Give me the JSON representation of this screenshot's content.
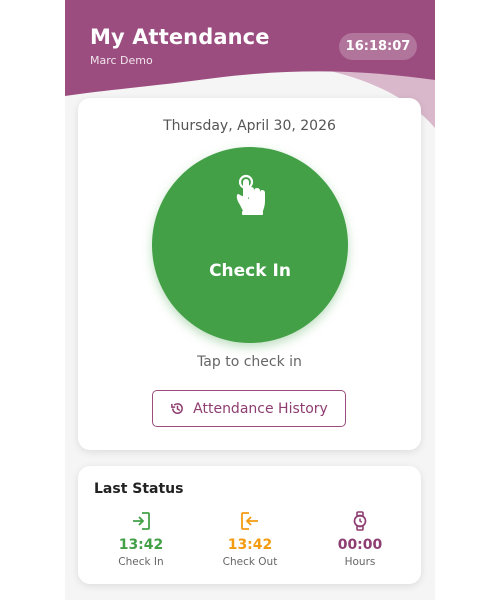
{
  "header": {
    "title": "My Attendance",
    "user_name": "Marc Demo",
    "clock": "16:18:07"
  },
  "main": {
    "date": "Thursday, April 30, 2026",
    "check_in_label": "Check In",
    "tap_hint": "Tap to check in",
    "history_button_label": "Attendance History"
  },
  "last_status": {
    "title": "Last Status",
    "items": [
      {
        "time": "13:42",
        "label": "Check In",
        "icon": "check-in-icon",
        "color": "#43a047"
      },
      {
        "time": "13:42",
        "label": "Check Out",
        "icon": "check-out-icon",
        "color": "#f39c12"
      },
      {
        "time": "00:00",
        "label": "Hours",
        "icon": "watch-icon",
        "color": "#8e3d70"
      }
    ]
  },
  "colors": {
    "brand": "#9c4d7f",
    "brand_light": "#d7b3c8",
    "check_in_green": "#43a047",
    "background": "#f5f5f5"
  }
}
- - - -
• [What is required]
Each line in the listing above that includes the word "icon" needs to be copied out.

• [Problem solution]
        "icon": "check-in-icon",
        "icon": "check-out-icon",
        "icon": "watch-icon",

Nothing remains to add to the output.